To keep up with the national demand for apples, apple trees are not grown from apple seeds, but rather, spliced together from different sources onto a dwarf “rootstock”. This enables increased production of more uniform apples, but unfortunately also decreases genetic diversity among apple trees. Vulnerability to any one disease could decimate the entire apple industry. To combat this, apple breeders at Cornell and the U.S. Department of Agriculture are working on introducing genetically different rootstocks resistant to a wide variety of diseases. Moving from the orchard to the kitchen, it is generally wise to wash apples before eating them, but a 2015 study by the USDA showed that rinsing with just tap water may not be enough. Some pesticides remain on the peel, making removal by rinsing simple. Other pesticides penetrate into the peel, and so a physical wash is not enough. A study by researchers at UMass Amherst’s Department of Food and Science found that washing fruits with a baking soda wash can help remove the pesticides that persist after rinsing in tap water.

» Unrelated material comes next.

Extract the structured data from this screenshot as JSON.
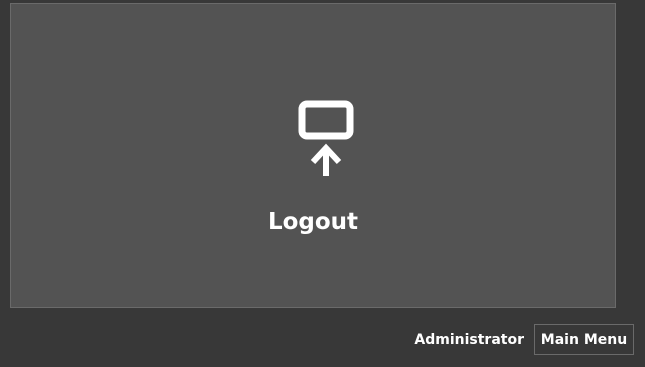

Baking Soda Washes Pesticides from Apples – Chemical & Engineering News
How New Roots Are Driving an Apple Renaissance – NPR: The Salt